Many job roles take us away from the traditional office set-up. If you travel around for work, however infrequently, it's important to know how to set yourself up comfortably for the task you're carrying out. It's typical to use the time in transit, between meetings, or during overnight stays, to catch up on computer work. Even outside of the office, it's important to know how to work comfortably and safely to avoid painful musculoskeletal disorders. The key message we want people to know - and the message we've woven into our new agile working e-learning course, is that you don't always need to be at a dedicated workstation to do your work - but you do need to think carefully about your physical positioning and environment in relation to the task you want to complete.
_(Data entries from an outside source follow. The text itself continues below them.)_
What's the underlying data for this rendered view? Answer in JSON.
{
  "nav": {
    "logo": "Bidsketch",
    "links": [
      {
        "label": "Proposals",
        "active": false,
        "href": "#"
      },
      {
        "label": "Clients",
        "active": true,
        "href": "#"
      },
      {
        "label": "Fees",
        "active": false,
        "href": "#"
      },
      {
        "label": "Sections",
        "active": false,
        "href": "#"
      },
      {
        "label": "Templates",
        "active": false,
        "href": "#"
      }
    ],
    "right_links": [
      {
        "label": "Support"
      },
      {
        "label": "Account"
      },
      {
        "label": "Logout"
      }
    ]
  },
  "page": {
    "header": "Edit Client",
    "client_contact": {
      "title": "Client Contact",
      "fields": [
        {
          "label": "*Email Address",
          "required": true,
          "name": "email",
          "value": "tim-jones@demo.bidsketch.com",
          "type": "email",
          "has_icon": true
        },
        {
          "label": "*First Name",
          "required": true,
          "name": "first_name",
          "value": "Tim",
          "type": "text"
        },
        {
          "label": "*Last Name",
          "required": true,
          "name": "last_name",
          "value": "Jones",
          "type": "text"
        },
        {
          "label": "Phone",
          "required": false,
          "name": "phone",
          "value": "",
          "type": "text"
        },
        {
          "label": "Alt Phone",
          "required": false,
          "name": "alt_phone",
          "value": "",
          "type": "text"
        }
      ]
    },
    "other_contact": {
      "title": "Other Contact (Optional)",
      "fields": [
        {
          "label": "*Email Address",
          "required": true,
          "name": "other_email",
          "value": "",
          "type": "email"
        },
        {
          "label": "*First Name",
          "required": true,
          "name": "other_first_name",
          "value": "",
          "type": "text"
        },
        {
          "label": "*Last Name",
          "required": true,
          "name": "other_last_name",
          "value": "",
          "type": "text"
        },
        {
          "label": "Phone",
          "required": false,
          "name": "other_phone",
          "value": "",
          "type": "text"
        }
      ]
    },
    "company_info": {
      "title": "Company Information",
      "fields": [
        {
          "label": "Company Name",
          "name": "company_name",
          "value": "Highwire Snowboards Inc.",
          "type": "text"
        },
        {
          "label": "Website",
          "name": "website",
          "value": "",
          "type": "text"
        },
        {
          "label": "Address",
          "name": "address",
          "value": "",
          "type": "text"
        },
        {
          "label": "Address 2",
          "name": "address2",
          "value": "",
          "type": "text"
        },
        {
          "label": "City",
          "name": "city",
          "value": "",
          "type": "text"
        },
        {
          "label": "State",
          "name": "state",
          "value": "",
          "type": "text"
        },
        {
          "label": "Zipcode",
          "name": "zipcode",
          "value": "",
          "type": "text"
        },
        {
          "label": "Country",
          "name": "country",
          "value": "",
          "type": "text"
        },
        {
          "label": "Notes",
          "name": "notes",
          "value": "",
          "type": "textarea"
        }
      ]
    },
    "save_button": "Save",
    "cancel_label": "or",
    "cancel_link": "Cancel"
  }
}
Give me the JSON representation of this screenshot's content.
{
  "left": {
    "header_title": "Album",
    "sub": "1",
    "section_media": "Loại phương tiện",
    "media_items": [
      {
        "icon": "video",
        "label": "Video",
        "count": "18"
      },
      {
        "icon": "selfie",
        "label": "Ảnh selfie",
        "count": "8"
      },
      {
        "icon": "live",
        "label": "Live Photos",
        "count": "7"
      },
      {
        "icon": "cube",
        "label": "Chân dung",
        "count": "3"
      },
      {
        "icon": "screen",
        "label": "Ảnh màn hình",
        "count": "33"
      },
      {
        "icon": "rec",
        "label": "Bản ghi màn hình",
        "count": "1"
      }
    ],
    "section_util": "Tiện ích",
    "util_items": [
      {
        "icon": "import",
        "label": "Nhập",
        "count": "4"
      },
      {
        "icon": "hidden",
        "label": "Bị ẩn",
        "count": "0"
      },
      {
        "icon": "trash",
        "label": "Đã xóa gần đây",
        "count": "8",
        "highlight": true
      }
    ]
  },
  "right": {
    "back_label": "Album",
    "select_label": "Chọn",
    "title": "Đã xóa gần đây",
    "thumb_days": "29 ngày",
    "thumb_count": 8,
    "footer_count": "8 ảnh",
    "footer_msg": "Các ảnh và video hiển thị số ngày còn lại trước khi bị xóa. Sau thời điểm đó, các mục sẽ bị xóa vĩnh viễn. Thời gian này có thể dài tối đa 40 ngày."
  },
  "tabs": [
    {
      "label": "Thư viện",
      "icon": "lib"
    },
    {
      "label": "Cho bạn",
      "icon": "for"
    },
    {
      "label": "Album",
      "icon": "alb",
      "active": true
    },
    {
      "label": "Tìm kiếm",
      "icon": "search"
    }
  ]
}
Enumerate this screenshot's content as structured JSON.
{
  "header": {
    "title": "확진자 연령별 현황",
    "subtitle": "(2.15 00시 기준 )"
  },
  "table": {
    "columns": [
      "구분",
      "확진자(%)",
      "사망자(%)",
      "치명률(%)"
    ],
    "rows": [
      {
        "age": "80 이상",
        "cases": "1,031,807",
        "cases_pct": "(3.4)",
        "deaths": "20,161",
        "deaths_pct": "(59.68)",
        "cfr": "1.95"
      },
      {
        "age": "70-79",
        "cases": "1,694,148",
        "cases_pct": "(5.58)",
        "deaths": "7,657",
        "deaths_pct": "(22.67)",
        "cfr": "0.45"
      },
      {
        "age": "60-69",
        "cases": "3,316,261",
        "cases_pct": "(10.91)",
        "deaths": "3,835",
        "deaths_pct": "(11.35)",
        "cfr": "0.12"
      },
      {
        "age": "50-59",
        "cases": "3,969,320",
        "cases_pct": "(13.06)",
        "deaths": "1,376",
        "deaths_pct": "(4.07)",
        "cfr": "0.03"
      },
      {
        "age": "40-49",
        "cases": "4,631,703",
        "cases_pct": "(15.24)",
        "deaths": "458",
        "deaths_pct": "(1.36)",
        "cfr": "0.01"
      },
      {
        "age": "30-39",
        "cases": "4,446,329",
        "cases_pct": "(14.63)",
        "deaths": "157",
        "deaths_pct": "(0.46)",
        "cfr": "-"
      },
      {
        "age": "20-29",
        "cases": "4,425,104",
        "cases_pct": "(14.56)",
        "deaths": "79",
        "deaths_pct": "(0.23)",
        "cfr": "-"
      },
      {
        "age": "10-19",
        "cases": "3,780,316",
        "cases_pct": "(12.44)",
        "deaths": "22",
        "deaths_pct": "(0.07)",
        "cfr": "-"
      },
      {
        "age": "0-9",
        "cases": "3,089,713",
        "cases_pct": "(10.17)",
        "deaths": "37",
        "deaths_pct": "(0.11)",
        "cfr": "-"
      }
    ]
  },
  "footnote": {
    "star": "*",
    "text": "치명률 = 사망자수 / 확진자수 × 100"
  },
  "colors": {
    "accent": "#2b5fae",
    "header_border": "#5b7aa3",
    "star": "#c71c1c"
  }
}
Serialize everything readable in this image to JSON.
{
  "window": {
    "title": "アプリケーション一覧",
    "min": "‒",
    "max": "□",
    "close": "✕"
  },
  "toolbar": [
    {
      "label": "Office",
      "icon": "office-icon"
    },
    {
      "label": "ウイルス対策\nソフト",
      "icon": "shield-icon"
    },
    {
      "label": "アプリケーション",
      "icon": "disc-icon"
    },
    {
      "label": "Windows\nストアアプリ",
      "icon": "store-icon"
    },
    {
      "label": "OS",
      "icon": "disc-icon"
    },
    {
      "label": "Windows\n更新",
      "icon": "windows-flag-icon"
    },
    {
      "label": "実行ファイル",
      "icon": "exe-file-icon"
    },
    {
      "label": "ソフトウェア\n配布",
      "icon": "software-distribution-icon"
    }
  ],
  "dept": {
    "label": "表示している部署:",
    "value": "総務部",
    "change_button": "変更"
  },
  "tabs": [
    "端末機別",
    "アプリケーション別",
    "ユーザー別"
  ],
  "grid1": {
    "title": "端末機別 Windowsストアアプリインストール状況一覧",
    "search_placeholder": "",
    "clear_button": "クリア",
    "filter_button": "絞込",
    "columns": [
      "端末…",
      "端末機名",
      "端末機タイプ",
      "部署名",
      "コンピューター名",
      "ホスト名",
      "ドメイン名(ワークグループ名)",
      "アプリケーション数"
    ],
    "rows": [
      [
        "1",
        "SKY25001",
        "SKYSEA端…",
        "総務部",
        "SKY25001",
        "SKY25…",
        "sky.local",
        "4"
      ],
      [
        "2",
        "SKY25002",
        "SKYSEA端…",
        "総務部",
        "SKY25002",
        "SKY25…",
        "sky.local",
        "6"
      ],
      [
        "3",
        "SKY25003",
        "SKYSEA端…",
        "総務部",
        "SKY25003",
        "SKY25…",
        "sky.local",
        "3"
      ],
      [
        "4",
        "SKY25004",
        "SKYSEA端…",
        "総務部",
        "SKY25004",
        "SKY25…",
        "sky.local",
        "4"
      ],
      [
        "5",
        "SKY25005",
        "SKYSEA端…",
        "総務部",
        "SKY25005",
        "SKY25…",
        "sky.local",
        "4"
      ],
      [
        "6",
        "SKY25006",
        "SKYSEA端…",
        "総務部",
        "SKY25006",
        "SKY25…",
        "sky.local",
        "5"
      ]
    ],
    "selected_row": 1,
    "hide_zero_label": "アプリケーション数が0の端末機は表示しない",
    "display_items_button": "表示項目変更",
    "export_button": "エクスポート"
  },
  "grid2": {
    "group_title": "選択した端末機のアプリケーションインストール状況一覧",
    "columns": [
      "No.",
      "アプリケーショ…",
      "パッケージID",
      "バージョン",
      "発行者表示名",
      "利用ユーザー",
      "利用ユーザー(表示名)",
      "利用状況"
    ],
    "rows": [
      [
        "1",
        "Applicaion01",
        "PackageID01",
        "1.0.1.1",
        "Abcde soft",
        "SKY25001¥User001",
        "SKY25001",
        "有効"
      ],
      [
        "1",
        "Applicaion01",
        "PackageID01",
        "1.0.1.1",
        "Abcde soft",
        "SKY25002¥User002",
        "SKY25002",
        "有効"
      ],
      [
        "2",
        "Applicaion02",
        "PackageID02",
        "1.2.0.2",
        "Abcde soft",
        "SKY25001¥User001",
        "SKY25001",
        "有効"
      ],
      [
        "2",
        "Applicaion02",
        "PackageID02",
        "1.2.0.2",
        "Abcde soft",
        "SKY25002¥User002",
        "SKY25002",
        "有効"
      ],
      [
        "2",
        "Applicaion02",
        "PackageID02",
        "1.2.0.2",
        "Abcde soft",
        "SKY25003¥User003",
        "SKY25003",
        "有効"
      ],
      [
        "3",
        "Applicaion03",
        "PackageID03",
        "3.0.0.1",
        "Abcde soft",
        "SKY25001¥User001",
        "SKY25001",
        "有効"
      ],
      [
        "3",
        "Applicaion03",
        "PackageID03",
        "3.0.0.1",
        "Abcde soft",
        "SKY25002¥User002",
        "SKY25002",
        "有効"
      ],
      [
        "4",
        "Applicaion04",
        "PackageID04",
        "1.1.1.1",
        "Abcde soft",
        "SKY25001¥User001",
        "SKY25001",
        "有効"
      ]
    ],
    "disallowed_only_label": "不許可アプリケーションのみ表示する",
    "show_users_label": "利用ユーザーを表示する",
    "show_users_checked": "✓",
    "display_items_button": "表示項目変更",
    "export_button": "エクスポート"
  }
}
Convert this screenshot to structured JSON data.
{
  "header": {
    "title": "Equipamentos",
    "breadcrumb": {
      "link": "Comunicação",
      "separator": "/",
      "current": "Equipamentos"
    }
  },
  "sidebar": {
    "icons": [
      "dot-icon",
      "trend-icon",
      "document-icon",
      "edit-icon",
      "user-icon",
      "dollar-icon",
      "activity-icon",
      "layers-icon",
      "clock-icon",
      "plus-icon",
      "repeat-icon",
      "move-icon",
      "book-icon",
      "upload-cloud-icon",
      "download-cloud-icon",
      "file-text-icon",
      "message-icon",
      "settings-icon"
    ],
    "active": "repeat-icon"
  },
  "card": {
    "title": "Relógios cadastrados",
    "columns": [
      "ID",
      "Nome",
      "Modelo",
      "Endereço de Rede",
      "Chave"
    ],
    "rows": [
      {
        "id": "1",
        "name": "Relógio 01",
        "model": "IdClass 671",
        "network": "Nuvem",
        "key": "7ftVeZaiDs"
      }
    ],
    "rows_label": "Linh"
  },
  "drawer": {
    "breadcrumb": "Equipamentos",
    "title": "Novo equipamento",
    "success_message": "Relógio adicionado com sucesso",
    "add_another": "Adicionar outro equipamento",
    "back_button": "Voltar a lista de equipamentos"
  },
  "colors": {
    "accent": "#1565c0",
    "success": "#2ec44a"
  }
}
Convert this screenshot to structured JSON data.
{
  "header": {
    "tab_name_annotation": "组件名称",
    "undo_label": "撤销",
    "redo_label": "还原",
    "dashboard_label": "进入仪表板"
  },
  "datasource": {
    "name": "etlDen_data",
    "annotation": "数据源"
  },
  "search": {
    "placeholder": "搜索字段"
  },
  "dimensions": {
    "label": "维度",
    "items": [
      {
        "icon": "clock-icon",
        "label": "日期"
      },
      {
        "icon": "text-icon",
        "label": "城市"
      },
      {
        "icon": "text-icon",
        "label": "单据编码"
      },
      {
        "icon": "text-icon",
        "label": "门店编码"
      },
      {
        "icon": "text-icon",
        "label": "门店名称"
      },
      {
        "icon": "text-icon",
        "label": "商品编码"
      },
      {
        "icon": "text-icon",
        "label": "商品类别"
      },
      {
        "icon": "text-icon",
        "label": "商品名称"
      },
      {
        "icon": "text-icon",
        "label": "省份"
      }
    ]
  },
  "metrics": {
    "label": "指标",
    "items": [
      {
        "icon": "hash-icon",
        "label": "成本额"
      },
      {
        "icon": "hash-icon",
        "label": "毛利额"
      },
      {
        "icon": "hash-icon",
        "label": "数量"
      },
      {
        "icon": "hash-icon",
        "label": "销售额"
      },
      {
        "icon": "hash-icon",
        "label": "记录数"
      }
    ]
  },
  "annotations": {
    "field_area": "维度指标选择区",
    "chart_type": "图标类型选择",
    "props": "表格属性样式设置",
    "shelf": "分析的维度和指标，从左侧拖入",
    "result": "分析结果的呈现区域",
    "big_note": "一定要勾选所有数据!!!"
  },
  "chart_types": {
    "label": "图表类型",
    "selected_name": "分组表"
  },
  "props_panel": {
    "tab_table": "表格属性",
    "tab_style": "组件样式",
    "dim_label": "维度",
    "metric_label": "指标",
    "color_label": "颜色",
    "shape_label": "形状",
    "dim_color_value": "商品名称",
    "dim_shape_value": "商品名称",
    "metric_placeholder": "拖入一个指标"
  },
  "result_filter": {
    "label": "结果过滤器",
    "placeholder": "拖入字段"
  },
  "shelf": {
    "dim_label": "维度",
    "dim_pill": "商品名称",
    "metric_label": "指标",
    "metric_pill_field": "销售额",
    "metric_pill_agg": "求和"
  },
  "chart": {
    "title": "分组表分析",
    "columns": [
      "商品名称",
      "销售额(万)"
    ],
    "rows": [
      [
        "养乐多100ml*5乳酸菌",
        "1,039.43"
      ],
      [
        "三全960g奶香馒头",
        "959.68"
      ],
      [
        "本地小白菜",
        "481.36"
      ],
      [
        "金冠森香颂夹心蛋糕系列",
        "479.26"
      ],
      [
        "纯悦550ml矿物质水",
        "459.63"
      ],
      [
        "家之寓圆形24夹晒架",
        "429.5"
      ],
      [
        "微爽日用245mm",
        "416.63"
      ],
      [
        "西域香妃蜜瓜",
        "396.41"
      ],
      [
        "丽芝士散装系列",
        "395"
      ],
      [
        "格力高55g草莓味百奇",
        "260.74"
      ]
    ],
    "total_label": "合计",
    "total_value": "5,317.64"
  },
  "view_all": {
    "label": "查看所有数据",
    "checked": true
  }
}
Match your task to your environment
Working on the go is inherently unpredictable. If you're lucky you might have access to a hot-desk, for instance if you're visiting a client's premises. This is great - it just means that the usual ergonomic workstation set-up guidelines apply. But more often than not all you'll have will be a seat on a train, a sofa in a cafe, or a chair in a reception area.
What if there's no table or desk?
- Choose a quick task - like drafting out a short response to an email, updating social media, or making a phone call.
- Work for no longer than 15 minutes, then take a moving break.
- Try not to let your shoulders slump forward.
- Glance up regularly to give your neck a break from the head-hanging posture that laptop screens, phones and tablets often force us into.
What if there's a table but no adjustable office chair?
- Can you find a cushion to support yourself comfortably?
- Avoid lengthy processing tasks and interaction with your device.
- Get up and move around at least every 20 minutes.
- Use an adjustable laptop stand and detachable mouse and keyboard so that you can at least work at the right screen height with comfortable arm positioning.
We're human; we need to move around. If you don't have a suitably set up workstation then you must move regularly to relieve yourself from uncomfortable postures. Working anywhere for too long is likely to result in aches and pains. The technology we use on the go - laptops, tablets and phones, are great for keeping us connected and productive, but without the right training and ergonomic accessories, they can have the opposite effect and actually be the cause of dropped productivity.
The key messages for working productively on the go are:
- Save lengthy processing tasks for when you have access to a workstation.
- Take regular moving breaks.
- Use ergonomic equipment like laptop stands, mice and keyboards (we sell on the go kits which include everything you need to set up a portable ergonomic workstation).
- Carefully consider whether your environment is really suited to the task you want to carry out and problem-solve from there.
- Take responsibility for your choices and treat your health and comfort as a priority.